A. Pittsburgh’s City Council recently unanimously passed a new ordinance that expands protections for pregnant employees and their partners and imposes several new requirements on private employers, much like those under the federal Pregnancy Discrimination Act and Americans with Disabilities Act. The local ordinance became effective on March 15, 2019.
Section 659.02 of Article V, Chapter 659 of the Pittsburgh City Code already treated pregnancy discrimination as a form of sex discrimination. It prohibits employers with five or more employees from discriminating on the basis of sex including “pregnancy, childbirth, or a related medical conditions.” The newly added provisions amend and supplement these existing provisions, expanding protections for pregnant employees by making pregnancy its own protected class.
Importantly, the new ordinance makes Pittsburgh one of the first cities to extend protections for partners of pregnant employees. The term “partner” applies broadly to mean “a person of any gender with whom a pregnant person or person with a related medical condition has a relationship of mutual emotional and/or physical support, and does not require a marital or domestic relationship.” The ordinance makes nearly all of the law’s anti-discrimination provisions applicable to partners of pregnant employees.
The law requires employers to initiate an interactive process with pregnant employees who are having an issue with their work performance or conduct at work related to their or a partner’s pregnancy, childbirth, or related medical condition —regardless of whether the employee has asked for an accommodation. The Pittsburgh Commission on Human Relations published written guidance about the ordinance, which explains:

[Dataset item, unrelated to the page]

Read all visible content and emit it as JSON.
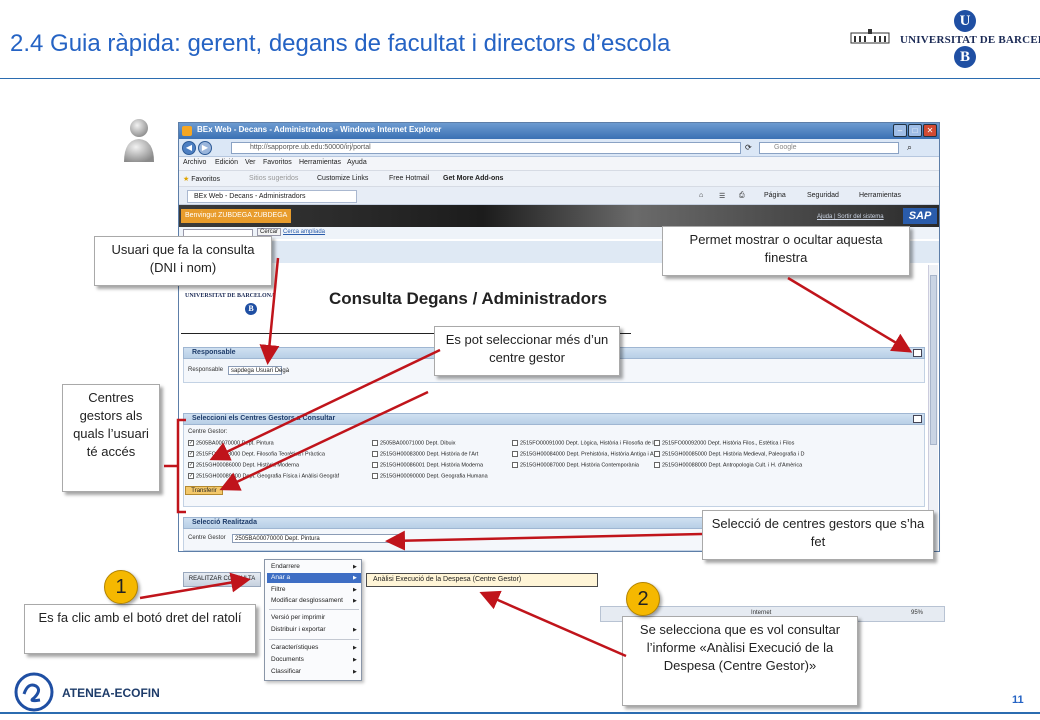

“It is the duty of the employer to initiate a dialogue with an employee (the “interactive process”) when: (a) the employer learns, either directly (e.g., is informed by the employee) or indirectly (e.g., the condition is visible and obvious) that the employee is pregnant, has recently experienced childbirth, or has a pregnancy-related medical condition, or that an employee is the partner of such a person; (b) the employer has knowledge that the employee is having an issue with their performance or conduct at work; and (c) the employer has reason to believe that the performance or conduct issue(s) are related to the employee’s or their partner’s pregnancy, childbirth, or a related medical condition.”
If all of those conditions are met, the employer has a duty to initiate the interactive process, whether or not the employee has made a request for accommodation.
The Commission’s guidance identifies examples of reasonable accommodations, including the following: schedule modifications, granting leave requests, modified duties and job requirements (e.g. offering light duty work), and modified work stations (e.g. permitting an employee to sit during her shift). The new ordinance also limits when employers may request medical documentation from pregnant workers and prohibits retaliation against employees who request reasonable accommodations under the new law.
Pittsburgh employers should review their current policies and develop additional policies as needed to comply with the new ordinance’s prohibition of pregnancy discrimination and retaliation, including its applicability to a pregnant employee’s partner and the requirement to initiate the interactive process. For assistance in ensuring that your policies comply with this ordinance, we recommend consulting with labor and employment counsel.